Hence the likelihood, in early December or in January, of a massive extra monetary injection. The current £75 billion QE programme launched last month is nowhere near enough to make an impact on the scale required. The Bank is now likely to announce a further £100bn in a desperate attempt to boost bank lending and stimulate demand. This would take the total so far to £375bn – a figure for which there is no historical precedent.
How did we get to this? There can be now be no doubt in the mind of any reasonable and intelligent person that we have moved decisively from one era to another. It is one altogether different from the gentle, benign mini cycles of the past 40 years. The accumulation of both personal and government debt, easeful and liberating in its early stages, has turned round to spring a vicious and deadly trap. Over the past decade alone, government spending roared ahead by a massive 53 per cent in real, after-inflation terms – this on an economy that was itself being fuelled by an explosion in personal debt.
Now the debt bubble has burst. And this has worked like a chain reaction explosion, each wave knocking down wall after wall of policy response. Fiscal stimulus packages and ultra-low interest rates have failed to deliver the positive results expected that would contain the destruction and turn the cycle round.
Government ministers take comfort in the way that the yield on 10-year UK debt has fallen to just 2.3 per cent – a lever never before recorded – as some signal of financial confidence or health. It is certainly preferable to being in the eye of the euro currency storm. But beware of drawing false complacency from a bond yield as low as this. It is signalling a near death experience for the economy overall. And the Eurozone crisis may just be doing us a favour to this extent: were global attention not so fixated on the appalling direction of events in the Eurozone, and allowed to appraise the state of our own economy, the lifeblood of demand almost entirely drained, the deficit reduction progress stalled, and the intensifying slump in business investment as petrified companies hoard cash, there would be a ferocious flight out of sterling and UK assets. That may yet come.
Whether it is the unemployment figures last week, the trade deficit, the continuing falls in business confidence surveys, the reduction in household real incomes, rising energy bills, inflation or the latest downgraded GDP forecasts, there is a compelling case for an activist Chancellor. But debt has boxed him in. We should see some modest measures such as encouragement for banks to lend to small firms, help with deposits for first-time buyers, and schemes to mobilise pension fund money for infrastructure projects. But a galvanising, game-changing set of measures it is not.
It is the Bank of England that now has the “big bazooka” and which, through projections showing inflation falling sharply next year and beyond, it is now primed to fire. Michael Saunders, UK economist at Citigroup, expects QE will reach about £500bn in total “and while our QE forecast is far above consensus, we do not view it as a very aggressive forecast”,
The other bazooka is in the government’s hands to fire: a sweeping away of a shed load of employment regulation that has swollen sixfold over the past 30 years, with compliance costs for UK business estimated at £112bn this year alone. According to the Centre for Policy Studies, another £23 billion in costs on business will be imposed by 2015. But here, too, action, if any, will be limited. Unemployment, it seems, is not yet high enough.

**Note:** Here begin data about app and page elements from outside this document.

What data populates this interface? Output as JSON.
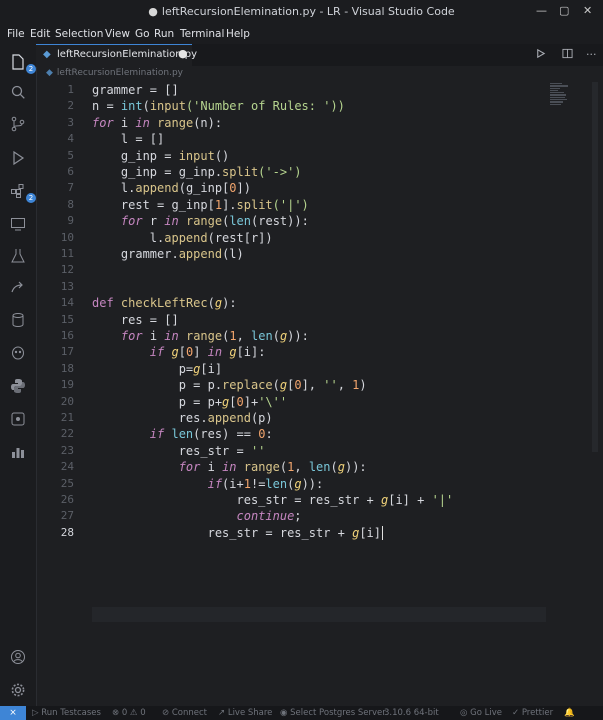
{
  "window": {
    "title": "leftRecursionElemination.py - LR - Visual Studio Code",
    "modified_dot": "●",
    "minimize": "—",
    "maximize": "▢",
    "close": "✕"
  },
  "menu": [
    "File",
    "Edit",
    "Selection",
    "View",
    "Go",
    "Run",
    "Terminal",
    "Help"
  ],
  "activity_badge": "2",
  "tab": {
    "file_name": "leftRecursionElemination.py",
    "modified_marker": "●"
  },
  "breadcrumb": "leftRecursionElemination.py",
  "editor": {
    "current_line": 28,
    "lines": [
      "1",
      "2",
      "3",
      "4",
      "5",
      "6",
      "7",
      "8",
      "9",
      "10",
      "11",
      "12",
      "13",
      "14",
      "15",
      "16",
      "17",
      "18",
      "19",
      "20",
      "21",
      "22",
      "23",
      "24",
      "25",
      "26",
      "27",
      "28"
    ],
    "code": {
      "l1": "grammer = []",
      "l2a": "n = ",
      "l2b": "int",
      "l2c": "(",
      "l2d": "input",
      "l2e": "('",
      "l2f": "Number of Rules: ",
      "l2g": "'))",
      "l3a": "for",
      "l3b": " i ",
      "l3c": "in",
      "l3d": " ",
      "l3e": "range",
      "l3f": "(n):",
      "l4": "    l = []",
      "l5a": "    g_inp = ",
      "l5b": "input",
      "l5c": "()",
      "l6a": "    g_inp = g_inp.",
      "l6b": "split",
      "l6c": "('",
      "l6d": "->",
      "l6e": "')",
      "l7a": "    l.",
      "l7b": "append",
      "l7c": "(g_inp[",
      "l7d": "0",
      "l7e": "])",
      "l8a": "    rest = g_inp[",
      "l8b": "1",
      "l8c": "].",
      "l8d": "split",
      "l8e": "('",
      "l8f": "|",
      "l8g": "')",
      "l9a": "    ",
      "l9b": "for",
      "l9c": " r ",
      "l9d": "in",
      "l9e": " ",
      "l9f": "range",
      "l9g": "(",
      "l9h": "len",
      "l9i": "(rest)):",
      "l10a": "        l.",
      "l10b": "append",
      "l10c": "(rest[r])",
      "l11a": "    grammer.",
      "l11b": "append",
      "l11c": "(l)",
      "l14a": "def",
      "l14b": " ",
      "l14c": "checkLeftRec",
      "l14d": "(",
      "l14e": "g",
      "l14f": "):",
      "l15": "    res = []",
      "l16a": "    ",
      "l16b": "for",
      "l16c": " i ",
      "l16d": "in",
      "l16e": " ",
      "l16f": "range",
      "l16g": "(",
      "l16h": "1",
      "l16i": ", ",
      "l16j": "len",
      "l16k": "(",
      "l16l": "g",
      "l16m": ")):",
      "l17a": "        ",
      "l17b": "if",
      "l17c": " ",
      "l17d": "g",
      "l17e": "[",
      "l17f": "0",
      "l17g": "] ",
      "l17h": "in",
      "l17i": " ",
      "l17j": "g",
      "l17k": "[i]:",
      "l18a": "            p=",
      "l18b": "g",
      "l18c": "[i]",
      "l19a": "            p = p.",
      "l19b": "replace",
      "l19c": "(",
      "l19d": "g",
      "l19e": "[",
      "l19f": "0",
      "l19g": "], ",
      "l19h": "''",
      "l19i": ", ",
      "l19j": "1",
      "l19k": ")",
      "l20a": "            p = p+",
      "l20b": "g",
      "l20c": "[",
      "l20d": "0",
      "l20e": "]+",
      "l20f": "'\\''",
      "l21a": "            res.",
      "l21b": "append",
      "l21c": "(p)",
      "l22a": "        ",
      "l22b": "if",
      "l22c": " ",
      "l22d": "len",
      "l22e": "(res) == ",
      "l22f": "0",
      "l22g": ":",
      "l23a": "            res_str = ",
      "l23b": "''",
      "l24a": "            ",
      "l24b": "for",
      "l24c": " i ",
      "l24d": "in",
      "l24e": " ",
      "l24f": "range",
      "l24g": "(",
      "l24h": "1",
      "l24i": ", ",
      "l24j": "len",
      "l24k": "(",
      "l24l": "g",
      "l24m": ")):",
      "l25a": "                ",
      "l25b": "if",
      "l25c": "(i+",
      "l25d": "1",
      "l25e": "!=",
      "l25f": "len",
      "l25g": "(",
      "l25h": "g",
      "l25i": ")):",
      "l26a": "                    res_str = res_str + ",
      "l26b": "g",
      "l26c": "[i] + ",
      "l26d": "'|'",
      "l27a": "                    ",
      "l27b": "continue",
      "l27c": ";",
      "l28a": "                res_str = res_str + ",
      "l28b": "g",
      "l28c": "[i]"
    }
  },
  "status": {
    "remote_icon": "⨯",
    "run_testcases": "Run Testcases",
    "problems": "⊗ 0 ⚠ 0",
    "connect": "Connect",
    "live_share": "Live Share",
    "postgres": "Select Postgres Server",
    "python": "3.10.6 64-bit",
    "go_live": "Go Live",
    "prettier": "Prettier"
  },
  "colors": {
    "accent": "#3e85d6",
    "background": "#1e1f22",
    "keyword": "#c586c0",
    "function": "#d9c58b",
    "string": "#b6d58f",
    "number": "#f2a56d"
  }
}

Truly we are locked in to an era of slow to no-growth, squeezed incomes, a collapse of business investment – and the rising prospect of a collapse in the Eurozone. A new, dark era this most certainly is, and with implications such as to make even this bleak forecast seem benign.